Regularly cleaning the dehumidifier bucket with bleach will ensure all signs of mold are destroyed, says the University of Rochester Medical Center. If you don't like to use bleach in your home, a safer option is using soap and water, or white vinegar and water.  Let the catch basin soak or scrub it with a brush if there’s lots of leftover grime. If there is some mold build-up in the catch basin, let those areas soak in white vinegar. 

If you don’t want to manually empty the catch basin, you could connect a hose to it and allow it to empty into a floor drain, or use a pump to empty the water outside your home. If you’re using a hose to drain the bucket, you should clean this at the same time by submerging it in warm soapy water or a mixture of vinegar and water. Make sure to rinse it well. 

If you find that you’re not using your dehumidifier regularly, you should ideally empty the catch basin after each use, even if it’s not full. Leaving water standing for long in the unit will create more of an environment for bacteria and mold to grow in. For more information on air quality, take a look at our feature on what is the Air Quality Index?.

Lindsay Lafreniere

Lindsay Lafreniere is a freelance writer, editor and podcast producer.

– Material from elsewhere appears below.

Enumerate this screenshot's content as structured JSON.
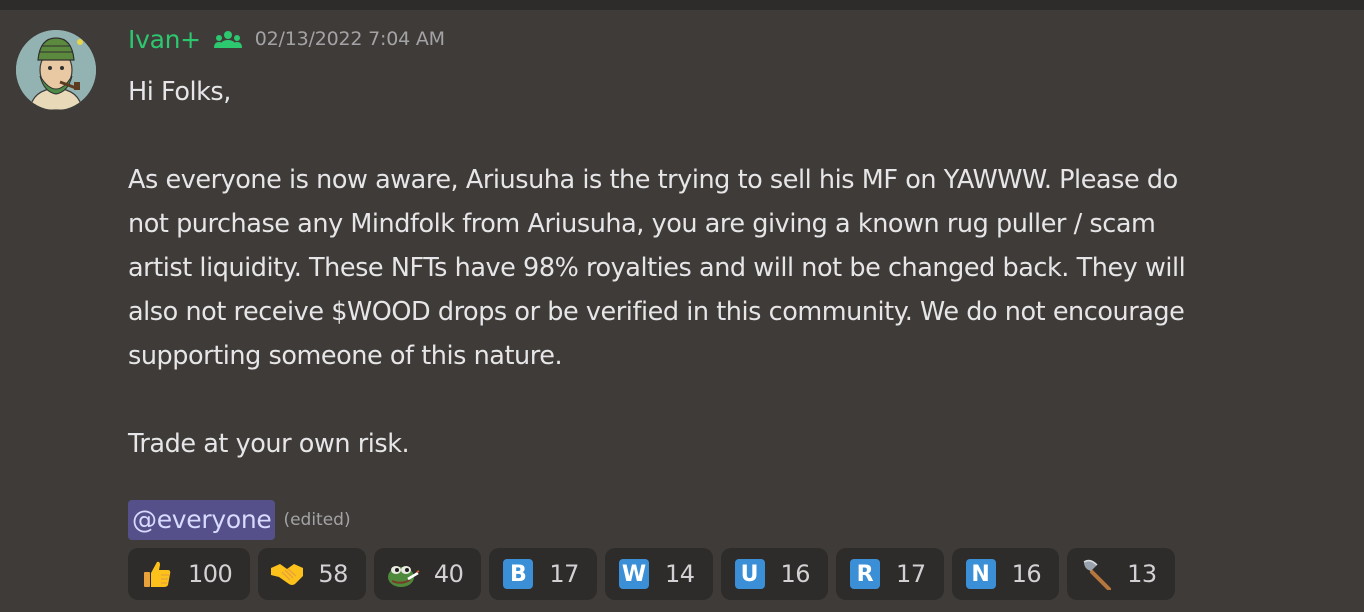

Lindsay has more than eight years’ experience working in communications, journalism and media relations, including in corporate, non-profit, government, hospital and university environments. Lindsay has worked for various media including broadcasting at the CBC, and in documentary production and magazine publishing at the Walrus, and has also held positions in academic and government communications and corporate online marketing. Lindsay received a bachelor’s degree in Psychology and English from Victoria University in Canada and a Graduate Diploma in Journalism from Concordia University.